### PROVIDED RECORDS
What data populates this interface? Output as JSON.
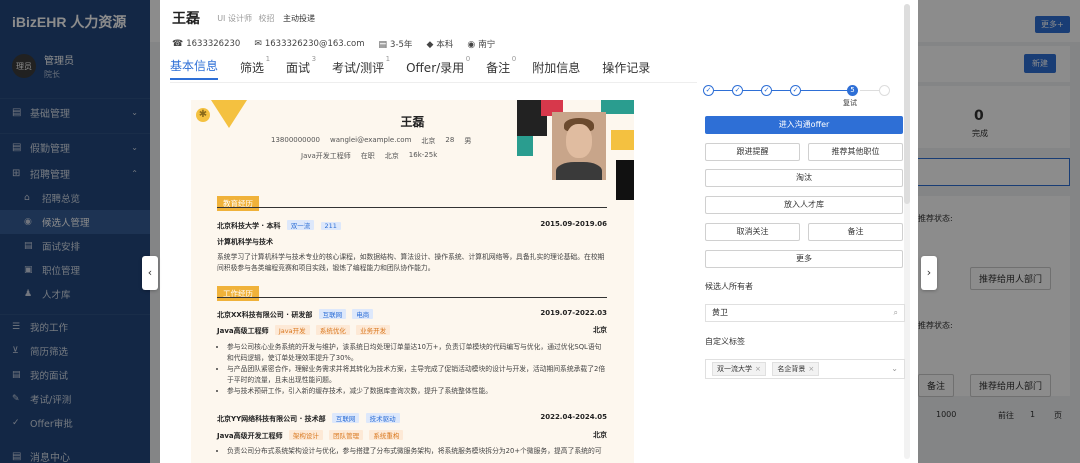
{
  "sidebar": {
    "brand": "iBizEHR 人力资源",
    "user": {
      "avatar": "理员",
      "name": "管理员",
      "role": "院长"
    },
    "groups": [
      {
        "label": "基础管理",
        "icon": "▤"
      },
      {
        "label": "假勤管理",
        "icon": "▤"
      },
      {
        "label": "招聘管理",
        "icon": "⊞"
      }
    ],
    "items": [
      {
        "label": "招聘总览",
        "icon": "⌂"
      },
      {
        "label": "候选人管理",
        "icon": "◉"
      },
      {
        "label": "面试安排",
        "icon": "▤"
      },
      {
        "label": "职位管理",
        "icon": "▣"
      },
      {
        "label": "人才库",
        "icon": "♟"
      }
    ],
    "items2": [
      {
        "label": "我的工作",
        "icon": "☰"
      },
      {
        "label": "简历筛选",
        "icon": "⊻"
      },
      {
        "label": "我的面试",
        "icon": "▤"
      },
      {
        "label": "考试/评测",
        "icon": "✎"
      },
      {
        "label": "Offer审批",
        "icon": "✓"
      }
    ],
    "bottom": {
      "label": "消息中心",
      "icon": "▤"
    }
  },
  "background": {
    "more_btn": "更多+",
    "new_btn": "新建",
    "stat_value": "0",
    "stat_label": "完成",
    "recommend_status_1": "推荐状态:",
    "recommend_status_2": "推荐状态:",
    "recommend_btn_1": "推荐给用人部门",
    "recommend_btn_2": "推荐给用人部门",
    "note_btn": "备注",
    "page_size": "1000",
    "goto": "前往",
    "page_num": "1",
    "page_unit": "页"
  },
  "header": {
    "name": "王磊",
    "position": "UI 设计师",
    "source_label": "校招",
    "source_value": "主动投递",
    "contacts": [
      {
        "icon": "☎",
        "text": "1633326230"
      },
      {
        "icon": "✉",
        "text": "1633326230@163.com"
      },
      {
        "icon": "▤",
        "text": "3-5年"
      },
      {
        "icon": "◆",
        "text": "本科"
      },
      {
        "icon": "◉",
        "text": "南宁"
      }
    ]
  },
  "tabs": [
    {
      "label": "基本信息",
      "count": ""
    },
    {
      "label": "筛选",
      "count": "1"
    },
    {
      "label": "面试",
      "count": "3"
    },
    {
      "label": "考试/测评",
      "count": "1"
    },
    {
      "label": "Offer/录用",
      "count": "0"
    },
    {
      "label": "备注",
      "count": "0"
    },
    {
      "label": "附加信息",
      "count": ""
    },
    {
      "label": "操作记录",
      "count": ""
    }
  ],
  "resume": {
    "name": "王磊",
    "phone": "13800000000",
    "email": "wanglei@example.com",
    "city": "北京",
    "age": "28",
    "gender": "男",
    "job": "Java开发工程师",
    "status": "在职",
    "target_city": "北京",
    "salary": "16k-25k",
    "edu_title": "教育经历",
    "edu_school": "北京科技大学 · 本科",
    "edu_tags": [
      "双一流",
      "211"
    ],
    "edu_date": "2015.09-2019.06",
    "edu_major": "计算机科学与技术",
    "edu_desc": "系统学习了计算机科学与技术专业的核心课程，如数据结构、算法设计、操作系统、计算机网络等，具备扎实的理论基础。在校期间积极参与各类编程竞赛和项目实践，锻炼了编程能力和团队协作能力。",
    "work_title": "工作经历",
    "job1_company": "北京XX科技有限公司 · 研发部",
    "job1_tags": [
      "互联网",
      "电商"
    ],
    "job1_date": "2019.07-2022.03",
    "job1_role": "Java高级工程师",
    "job1_role_tags": [
      "Java开发",
      "系统优化",
      "业务开发"
    ],
    "job1_loc": "北京",
    "job1_bullets": [
      "参与公司核心业务系统的开发与维护，该系统日均处理订单量达10万+，负责订单模块的代码编写与优化，通过优化SQL语句和代码逻辑，使订单处理效率提升了30%。",
      "与产品团队紧密合作，理解业务需求并将其转化为技术方案，主导完成了促销活动模块的设计与开发，活动期间系统承载了2倍于平时的流量，且未出现性能问题。",
      "参与技术预研工作，引入新的缓存技术，减少了数据库查询次数，提升了系统整体性能。"
    ],
    "job2_company": "北京YY网络科技有限公司 · 技术部",
    "job2_tags": [
      "互联网",
      "技术驱动"
    ],
    "job2_date": "2022.04-2024.05",
    "job2_role": "Java高级开发工程师",
    "job2_role_tags": [
      "架构设计",
      "团队管理",
      "系统重构"
    ],
    "job2_loc": "北京",
    "job2_bullets": [
      "负责公司分布式系统架构设计与优化，参与搭建了分布式微服务架构，将系统服务模块拆分为20+个微服务，提高了系统的可"
    ]
  },
  "panel": {
    "steps": [
      "✓",
      "✓",
      "✓",
      "✓",
      "5",
      ""
    ],
    "current_step_label": "复试",
    "primary_action": "进入沟通offer",
    "actions": [
      [
        "跟进提醒",
        "推荐其他职位"
      ],
      [
        "淘汰"
      ],
      [
        "放入人才库"
      ],
      [
        "取消关注",
        "备注"
      ],
      [
        "更多"
      ]
    ],
    "owner_label": "候选人所有者",
    "owner_value": "黄卫",
    "tags_label": "自定义标签",
    "tags": [
      "双一流大学",
      "名企背景"
    ]
  },
  "colors": {
    "primary": "#2e6fd6",
    "sidebar": "#23487f",
    "accent_yellow": "#f0b23a"
  }
}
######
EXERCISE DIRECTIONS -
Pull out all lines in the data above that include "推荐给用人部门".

WRITTEN SOLUTION -
    "recommend_btn_1": "推荐给用人部门",
    "recommend_btn_2": "推荐给用人部门",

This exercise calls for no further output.